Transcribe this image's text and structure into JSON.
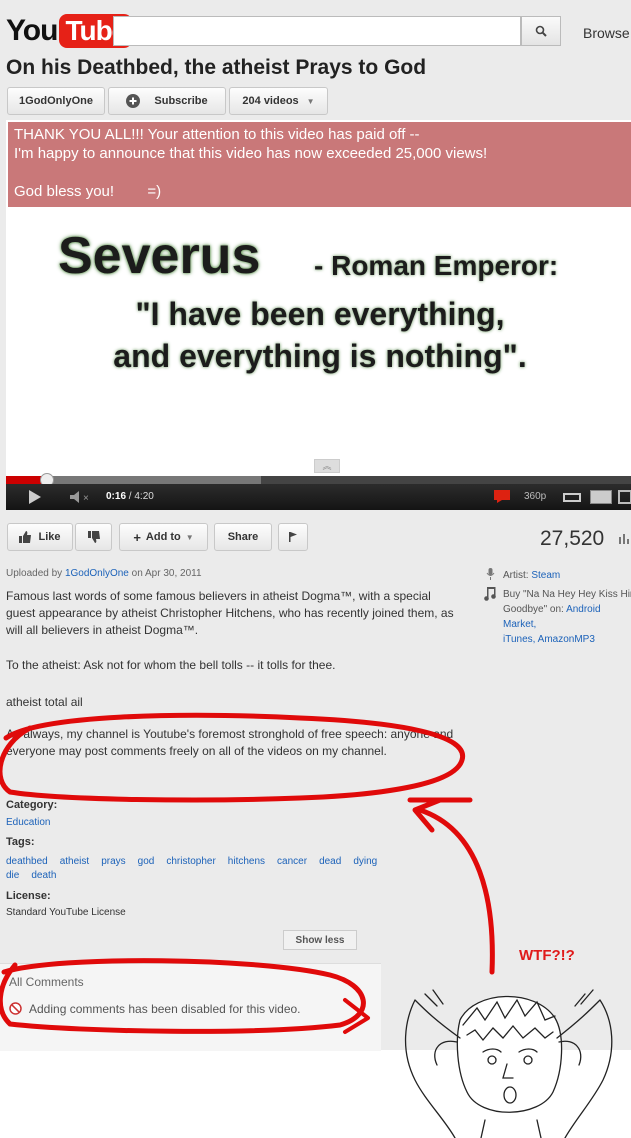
{
  "header": {
    "logo_you": "You",
    "logo_tube": "Tube",
    "search_placeholder": "",
    "browse_label": "Browse"
  },
  "video": {
    "title": "On his Deathbed, the atheist Prays to God",
    "channel_label": "1GodOnlyOne",
    "subscribe_label": "Subscribe",
    "videos_label": "204 videos",
    "banner_text": "THANK YOU ALL!!! Your attention to this video has paid off --\nI'm happy to announce that this video has now exceeded 25,000 views!\n\nGod bless you!        =)",
    "quote_name": "Severus",
    "quote_role": "- Roman Emperor:",
    "quote_line1": "\"I have been everything,",
    "quote_line2": "and everything is nothing\".",
    "time_current": "0:16",
    "time_total": "/ 4:20",
    "quality_label": "360p",
    "progress_fraction": 0.064
  },
  "actions": {
    "like_label": "Like",
    "addto_label": "Add to",
    "share_label": "Share",
    "view_count": "27,520"
  },
  "description": {
    "uploaded_prefix": "Uploaded by",
    "uploader": "1GodOnlyOne",
    "upload_date": "on Apr 30, 2011",
    "para1": "Famous last words of some famous believers in atheist Dogma™, with a special guest appearance by atheist Christopher Hitchens, who has recently joined them, as will all believers in atheist Dogma™.",
    "para2": "To the atheist: Ask not for whom the bell tolls -- it tolls for thee.",
    "para3": "atheist total ail",
    "para4": "As always, my channel is Youtube's foremost stronghold of free speech: anyone and everyone may post comments freely on all of the videos on my channel.",
    "category_head": "Category:",
    "category_value": "Education",
    "tags_head": "Tags:",
    "tags": [
      "deathbed",
      "atheist",
      "prays",
      "god",
      "christopher",
      "hitchens",
      "cancer",
      "dead",
      "dying",
      "die",
      "death"
    ],
    "license_head": "License:",
    "license_value": "Standard YouTube License",
    "show_less": "Show less"
  },
  "sidebar": {
    "artist_prefix": "Artist:",
    "artist": "Steam",
    "buy_text": "Buy \"Na Na Hey Hey Kiss Him Goodbye\" on:",
    "store1": "Android",
    "store2": "Market,",
    "store3": "iTunes,",
    "store4": "AmazonMP3"
  },
  "comments": {
    "header": "All Comments",
    "disabled_message": "Adding comments has been disabled for this video."
  },
  "annotation": {
    "wtf_text": "WTF?!?"
  },
  "colors": {
    "banner_bg": "#c97879",
    "link": "#1c62b9",
    "annotation_red": "#e00a0a",
    "logo_red": "#e62117"
  }
}
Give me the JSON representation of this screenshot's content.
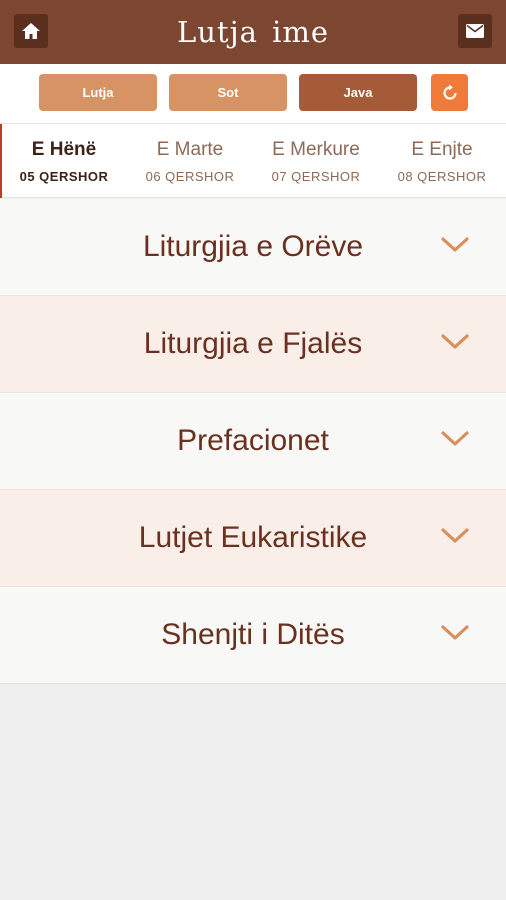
{
  "header": {
    "title": "Lutja  ime",
    "home_icon": "home-icon",
    "mail_icon": "mail-icon",
    "background": "#7d4630"
  },
  "toolbar": {
    "buttons": [
      {
        "label": "Lutja"
      },
      {
        "label": "Sot"
      },
      {
        "label": "Java"
      }
    ],
    "refresh_icon": "refresh-icon",
    "accent": "#ef7a3a"
  },
  "days": [
    {
      "name": "E Hënë",
      "date": "05 QERSHOR",
      "active": true
    },
    {
      "name": "E Marte",
      "date": "06 QERSHOR",
      "active": false
    },
    {
      "name": "E Merkure",
      "date": "07 QERSHOR",
      "active": false
    },
    {
      "name": "E Enjte",
      "date": "08 QERSHOR",
      "active": false
    }
  ],
  "sections": [
    {
      "title": "Liturgjia e Orëve"
    },
    {
      "title": "Liturgjia e Fjalës"
    },
    {
      "title": "Prefacionet"
    },
    {
      "title": "Lutjet Eukaristike"
    },
    {
      "title": "Shenjti i Ditës"
    }
  ]
}
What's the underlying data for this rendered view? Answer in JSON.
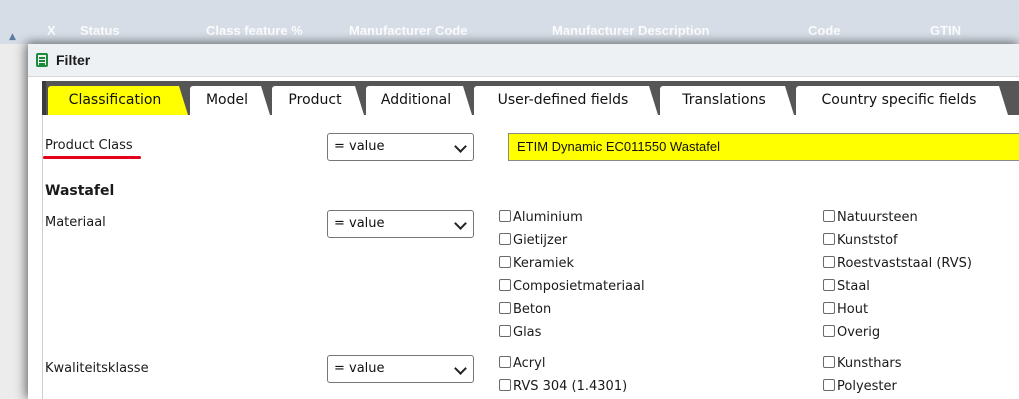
{
  "background_grid": {
    "columns": [
      "X",
      "Status",
      "Class feature %",
      "Manufacturer Code",
      "Manufacturer Description",
      "Code",
      "GTIN"
    ]
  },
  "dialog": {
    "title": "Filter",
    "icon": "filter-form-icon"
  },
  "tabs": [
    {
      "label": "Classification",
      "active": true
    },
    {
      "label": "Model",
      "active": false
    },
    {
      "label": "Product",
      "active": false
    },
    {
      "label": "Additional",
      "active": false
    },
    {
      "label": "User-defined fields",
      "active": false
    },
    {
      "label": "Translations",
      "active": false
    },
    {
      "label": "Country specific fields",
      "active": false
    }
  ],
  "product_class": {
    "label": "Product Class",
    "operator": "= value",
    "value": "ETIM Dynamic EC011550 Wastafel"
  },
  "section_title": "Wastafel",
  "features": [
    {
      "label": "Materiaal",
      "operator": "= value",
      "options_col1": [
        "Aluminium",
        "Gietijzer",
        "Keramiek",
        "Composietmateriaal",
        "Beton",
        "Glas"
      ],
      "options_col2": [
        "Natuursteen",
        "Kunststof",
        "Roestvaststaal (RVS)",
        "Staal",
        "Hout",
        "Overig"
      ]
    },
    {
      "label": "Kwaliteitsklasse",
      "operator": "= value",
      "options_col1": [
        "Acryl",
        "RVS 304 (1.4301)"
      ],
      "options_col2": [
        "Kunsthars",
        "Polyester"
      ]
    }
  ],
  "colors": {
    "highlight": "#ffff00",
    "tab_bar": "#565656",
    "underline_accent": "#e2001a",
    "filter_icon": "#1e8a3b"
  }
}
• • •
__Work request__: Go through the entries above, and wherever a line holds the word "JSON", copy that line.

__Answer to the problem__:
Transcribe this image's text and structure into JSON.
Give me the JSON representation of this screenshot's content.
What's the underlying data for this rendered view? Answer in JSON.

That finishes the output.